On 11 June 2010, the Review Conference of the Rome Statute concluded in Kampala, Uganda, after meeting for two weeks.
The Conference adopted a resolution by which it amended the Rome Statute so as to include a definition of the crime of aggression and the conditions under which the Court could exercise jurisdiction with respect to the crime.
The Conference based the definition of the crime of aggression on United Nations General Assembly resolution 3314 (XXIX) of 14 December 1974, and in this context agreed to qualify as aggression, a crime committed by a political or military leader which, by its character, gravity and scale constituted a manifest violation of the Charter.
Blockades of ports or coasts of a State by armed forces of another State, as well as an invasion or attack by troops of one State on the territory of another, are considered as acts of aggression under the statute, which will not become effective until 2017 and will apply to selected states only.
The resolution was greeted with support from the Australian government, who reiterated support fot the ICC.
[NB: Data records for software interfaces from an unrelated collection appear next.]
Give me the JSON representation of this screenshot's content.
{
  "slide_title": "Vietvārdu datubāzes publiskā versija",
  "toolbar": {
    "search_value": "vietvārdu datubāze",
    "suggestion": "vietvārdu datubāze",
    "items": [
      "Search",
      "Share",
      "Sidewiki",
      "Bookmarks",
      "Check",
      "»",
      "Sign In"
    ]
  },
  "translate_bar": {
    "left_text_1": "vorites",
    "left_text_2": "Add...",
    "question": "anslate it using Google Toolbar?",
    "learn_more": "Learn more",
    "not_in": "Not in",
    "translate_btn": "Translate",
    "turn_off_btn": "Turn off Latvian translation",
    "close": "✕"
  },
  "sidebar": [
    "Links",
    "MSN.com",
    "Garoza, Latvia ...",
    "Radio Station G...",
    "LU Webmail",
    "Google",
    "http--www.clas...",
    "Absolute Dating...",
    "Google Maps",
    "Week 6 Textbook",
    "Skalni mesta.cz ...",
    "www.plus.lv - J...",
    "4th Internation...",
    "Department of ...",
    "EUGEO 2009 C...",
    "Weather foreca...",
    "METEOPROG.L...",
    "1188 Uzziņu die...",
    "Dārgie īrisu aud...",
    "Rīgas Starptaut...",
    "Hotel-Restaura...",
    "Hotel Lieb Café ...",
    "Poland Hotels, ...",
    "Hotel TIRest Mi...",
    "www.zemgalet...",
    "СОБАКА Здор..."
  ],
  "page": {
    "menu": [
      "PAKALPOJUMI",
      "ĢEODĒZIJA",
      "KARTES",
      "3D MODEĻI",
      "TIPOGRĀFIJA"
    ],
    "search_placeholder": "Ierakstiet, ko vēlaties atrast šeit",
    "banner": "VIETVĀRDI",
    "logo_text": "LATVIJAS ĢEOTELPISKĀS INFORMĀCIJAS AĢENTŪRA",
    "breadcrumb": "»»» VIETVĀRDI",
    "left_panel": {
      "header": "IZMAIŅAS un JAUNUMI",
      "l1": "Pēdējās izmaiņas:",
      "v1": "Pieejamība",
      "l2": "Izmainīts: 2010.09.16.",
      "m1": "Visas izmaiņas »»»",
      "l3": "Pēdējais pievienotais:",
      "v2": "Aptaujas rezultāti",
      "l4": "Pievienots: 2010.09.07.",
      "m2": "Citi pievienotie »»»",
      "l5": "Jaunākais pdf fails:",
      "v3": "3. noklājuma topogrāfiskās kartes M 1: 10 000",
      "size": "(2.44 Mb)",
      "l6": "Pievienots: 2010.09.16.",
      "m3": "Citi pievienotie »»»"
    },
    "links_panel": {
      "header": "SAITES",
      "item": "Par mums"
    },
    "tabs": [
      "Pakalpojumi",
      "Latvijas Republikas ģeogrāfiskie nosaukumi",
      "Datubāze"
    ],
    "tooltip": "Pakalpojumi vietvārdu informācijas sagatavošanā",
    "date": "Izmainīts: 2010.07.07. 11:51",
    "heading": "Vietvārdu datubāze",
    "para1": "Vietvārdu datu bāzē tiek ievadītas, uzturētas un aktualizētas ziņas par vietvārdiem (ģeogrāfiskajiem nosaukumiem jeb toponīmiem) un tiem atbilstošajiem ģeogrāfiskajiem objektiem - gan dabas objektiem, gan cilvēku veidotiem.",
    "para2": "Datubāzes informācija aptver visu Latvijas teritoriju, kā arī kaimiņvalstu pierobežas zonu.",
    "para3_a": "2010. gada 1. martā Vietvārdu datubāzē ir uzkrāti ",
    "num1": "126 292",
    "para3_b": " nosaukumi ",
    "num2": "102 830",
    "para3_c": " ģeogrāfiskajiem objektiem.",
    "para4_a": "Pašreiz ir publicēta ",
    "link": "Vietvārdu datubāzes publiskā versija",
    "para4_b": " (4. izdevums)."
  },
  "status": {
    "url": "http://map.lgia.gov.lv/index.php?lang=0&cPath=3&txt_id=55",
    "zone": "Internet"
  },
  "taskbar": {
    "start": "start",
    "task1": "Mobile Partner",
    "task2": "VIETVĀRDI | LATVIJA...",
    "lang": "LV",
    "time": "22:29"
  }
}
The Review Conference of the Rome Statute also adopted a resolution by which it amended article 8 to bring under the jurisdiction of the ICC the war crime of employing certain poisonous weapons and expanding bullets, asphyxiating or poisonous gases, and all analogous liquids, materials and devices, when committed in armed conflicts not of an international character.